- n. A craving or longing; yearning, as of affection; longing inclination toward something.
- n. Appetency; sensual or natural tendency.
- n. A prayer; petition; request.
- n. The object of longing; that which is wished for.
- n. Synonyms to Inclination, appetency, hankering, craving, eagerness, aspiration. See wish.
from WordNet 3.0 Copyright 2006 by Princeton University. All rights reserved.
- n. something that is desired
- n. an inclination to want things
- v. expect and wish
- v. express a desire for
- v. feel or have a desire for; want strongly
- n. the feeling that accompanies an unsatisfied state
But, for the most part, husbands and wives _can_ have children, if they so desire, _and they_ SHOULD _so desire_.
B.C. See Vincent Smith, _Oxford History of India_, p. 52.] [Footnote 9: This is sometimes rendered simply by desire but _desire_ in
Your main desire is to see America fail and blame this administration even tho they are left with the Bush mess.
How to bow to a muslim Kingwhose main desire is to destroy America.
So the fact of variability of desire is not on its own enough to cast doubt on the natural law universal goods thesis: as the good is not defined fundamentally by reference to desire, the fact of variation in desire is not enough to raise questions about universal goods.
The word desire has a wonderful derivation: It comes from the Latin de sidere, which means literally “from the stars.”
Further, between appetite and desire there is no difference, except that the term desire is generally applied to men, in so far as they are conscious of their appetite, and may accordingly be thus defined: Desire is appetite with consciousness thereof.
Single women abound -- it's a single available man's paradise -- so if your main desire is to meet a man for a serious relationship, this is probably not the best place.
He enters upon his job without any pretence of enthusiasm, and his main desire is not, as one might expect, to find a more interesting and useful job, but simply to be playing cricket.
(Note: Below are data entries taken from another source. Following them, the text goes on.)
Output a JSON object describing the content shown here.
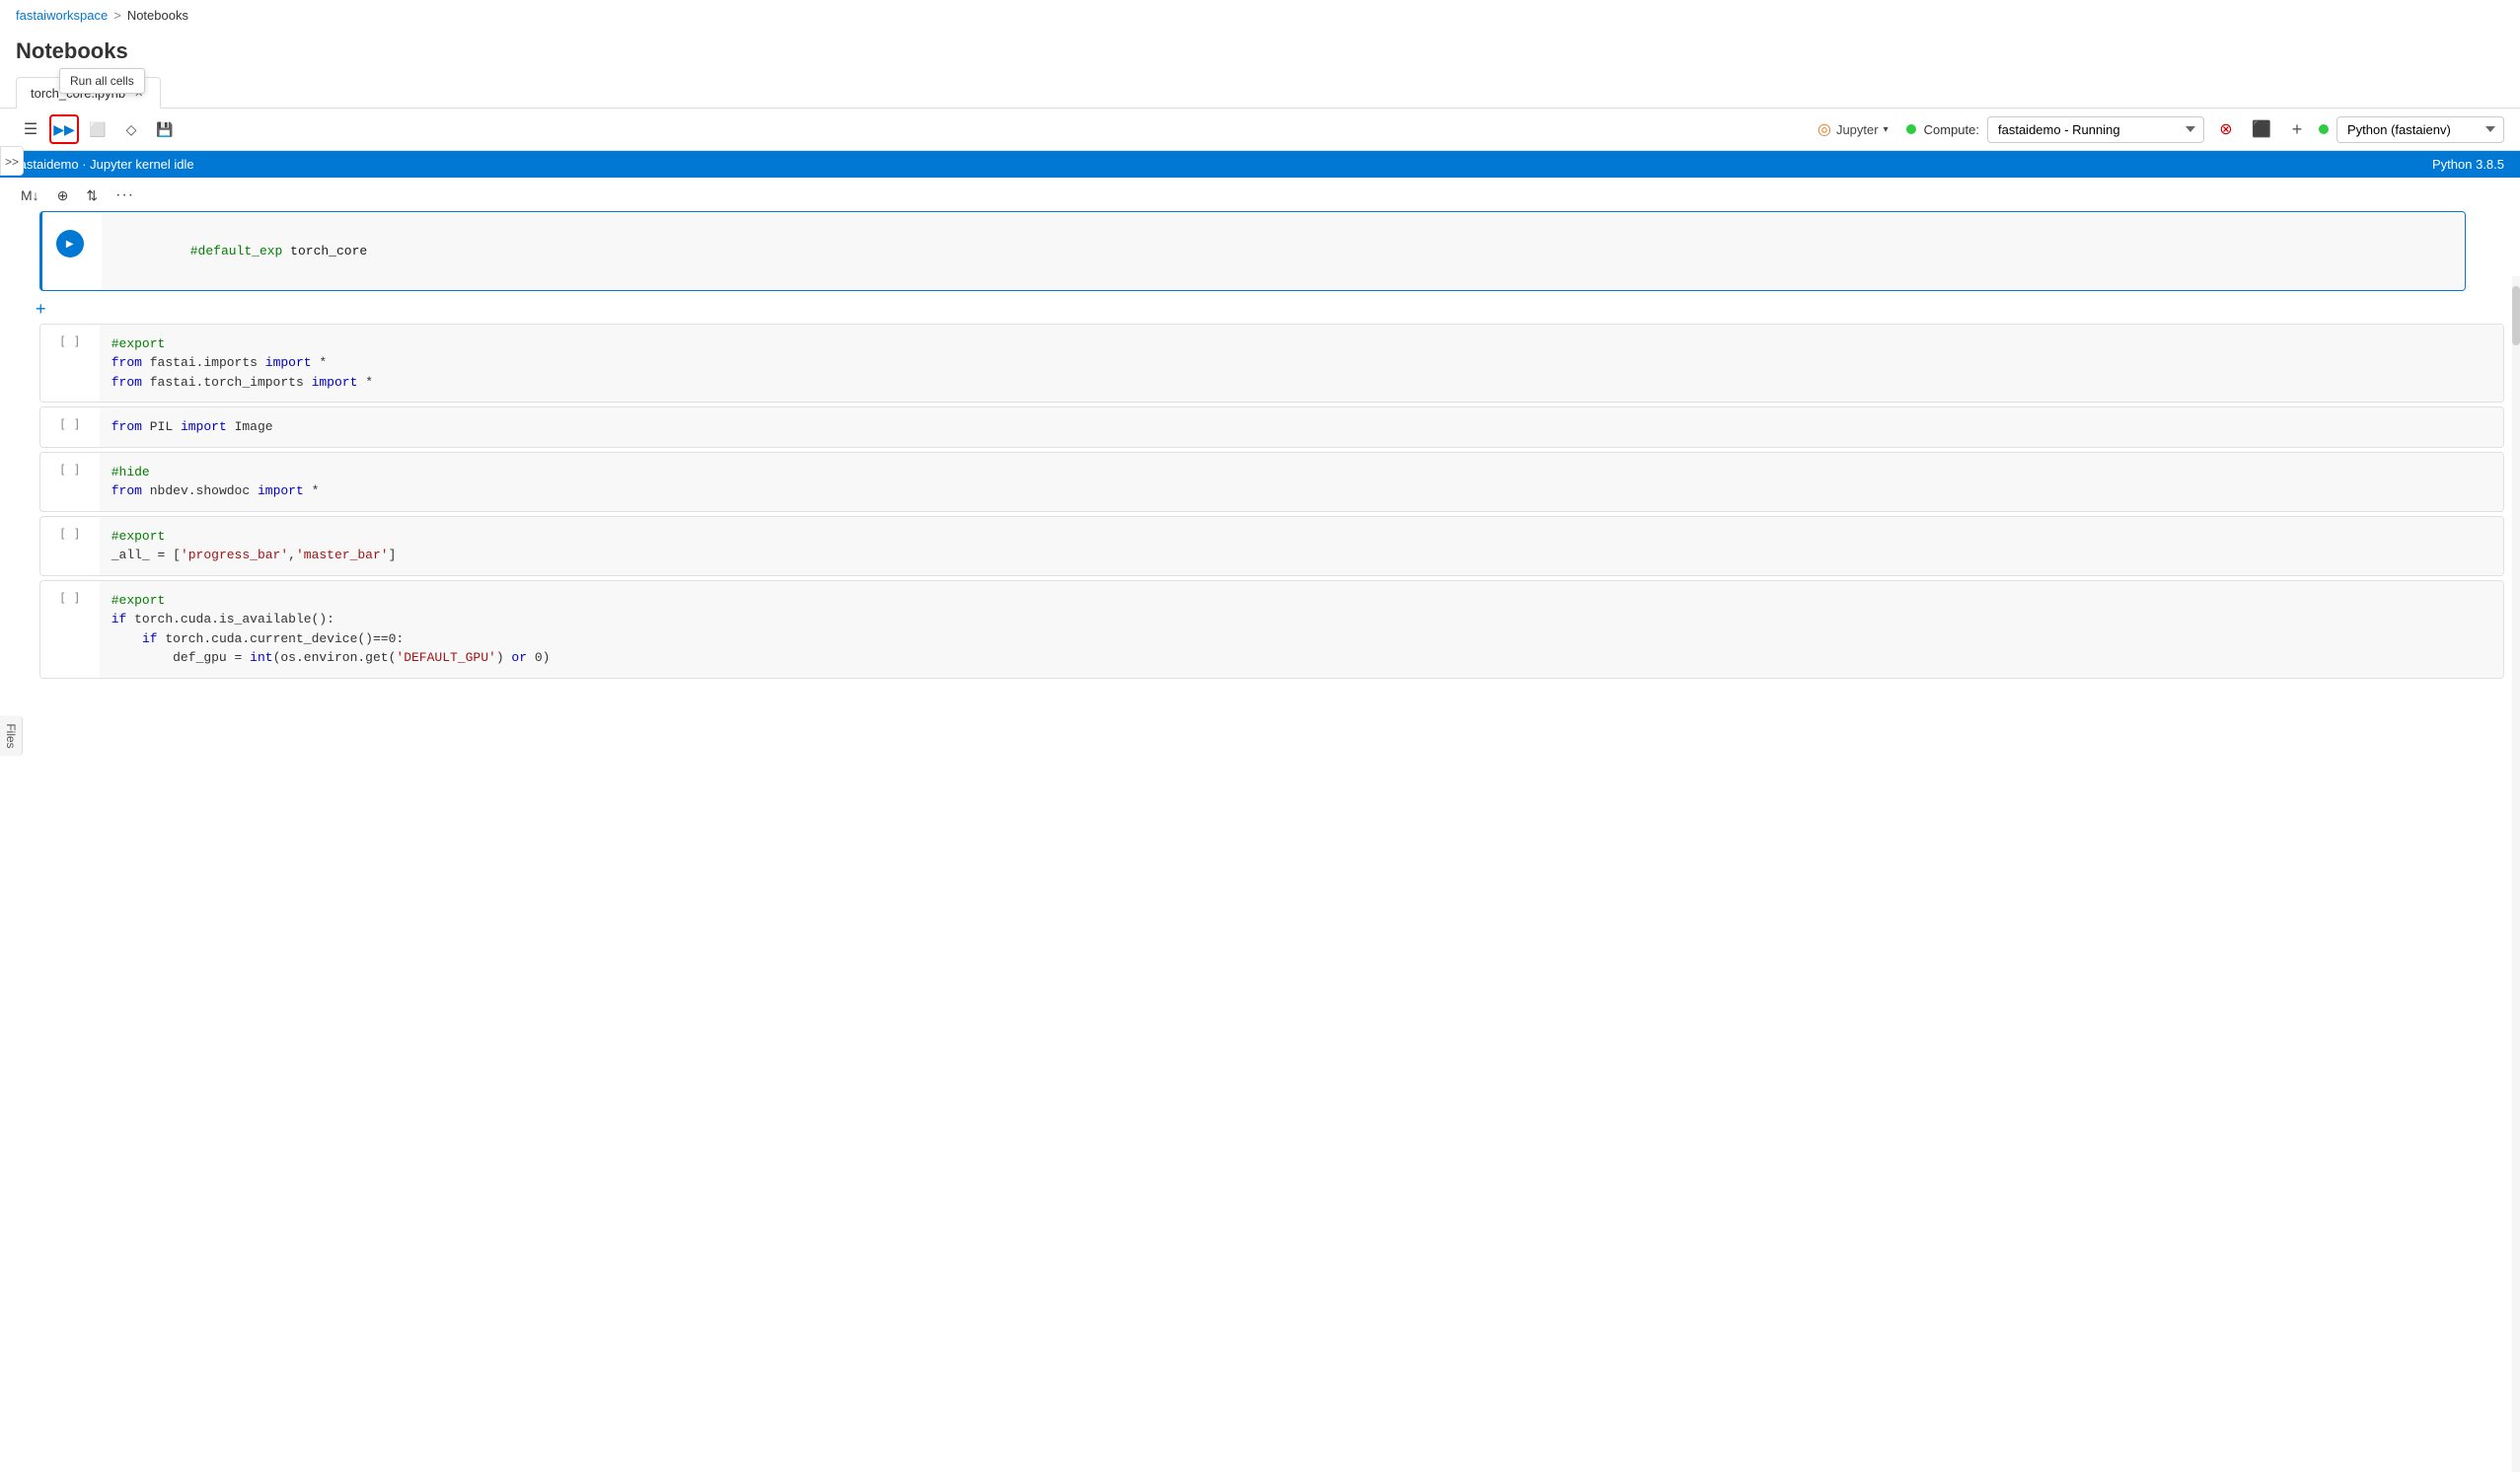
{
  "breadcrumb": {
    "workspace": "fastaiworkspace",
    "separator": ">",
    "current": "Notebooks"
  },
  "page": {
    "title": "Notebooks"
  },
  "tabs": [
    {
      "label": "torch_core.ipynb",
      "active": true,
      "closable": true
    }
  ],
  "tooltip": {
    "run_all": "Run all cells"
  },
  "toolbar": {
    "hamburger": "☰",
    "run_all": "▶▶",
    "stop": "□",
    "clear": "◇",
    "save": "💾",
    "jupyter_label": "Jupyter",
    "compute_label": "Compute:",
    "compute_value": "fastaidemo  -  Running",
    "kernel_value": "Python (fastaienv)",
    "python_version": "Python 3.8.5"
  },
  "status_bar": {
    "left": "fastaidemo · Jupyter kernel idle",
    "right": "Python 3.8.5"
  },
  "cell_toolbar": {
    "markdown": "M↓",
    "add_above": "⊞",
    "move": "⇅",
    "more": "···"
  },
  "files_label": "Files",
  "cells": [
    {
      "id": "cell-1",
      "active": true,
      "gutter": "",
      "runnable": true,
      "code": "#default_exp torch_core",
      "code_html": "<span class='cm'>#default_exp</span><span class='nm'> torch_core</span>"
    },
    {
      "id": "cell-2",
      "active": false,
      "gutter": "[ ]",
      "runnable": false,
      "code": "#export\nfrom fastai.imports import *\nfrom fastai.torch_imports import *",
      "code_html": "<span class='cm'>#export</span>\n<span class='kw'>from</span> fastai.imports <span class='kw'>import</span> *\n<span class='kw'>from</span> fastai.torch_imports <span class='kw'>import</span> *"
    },
    {
      "id": "cell-3",
      "active": false,
      "gutter": "[ ]",
      "runnable": false,
      "code": "from PIL import Image",
      "code_html": "<span class='kw'>from</span> PIL <span class='kw'>import</span> Image"
    },
    {
      "id": "cell-4",
      "active": false,
      "gutter": "[ ]",
      "runnable": false,
      "code": "#hide\nfrom nbdev.showdoc import *",
      "code_html": "<span class='cm'>#hide</span>\n<span class='kw'>from</span> nbdev.showdoc <span class='kw'>import</span> *"
    },
    {
      "id": "cell-5",
      "active": false,
      "gutter": "[ ]",
      "runnable": false,
      "code": "#export\n_all_ = ['progress_bar','master_bar']",
      "code_html": "<span class='cm'>#export</span>\n_all_ = [<span class='st'>'progress_bar'</span>,<span class='st'>'master_bar'</span>]"
    },
    {
      "id": "cell-6",
      "active": false,
      "gutter": "[ ]",
      "runnable": false,
      "code": "#export\nif torch.cuda.is_available():\n    if torch.cuda.current_device()==0:\n        def_gpu = int(os.environ.get('DEFAULT_GPU') or 0)",
      "code_html": "<span class='cm'>#export</span>\n<span class='kw'>if</span> torch.cuda.is_available():\n    <span class='kw'>if</span> torch.cuda.current_device()==0:\n        def_gpu = <span class='fn'>int</span>(os.environ.get(<span class='st'>'DEFAULT_GPU'</span>) <span class='kw'>or</span> 0)"
    }
  ]
}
I think the desire is there – the ESOL/Skills for Life agenda is based on the notion of preparing learners (mostly migrant worker population) to be functional in society.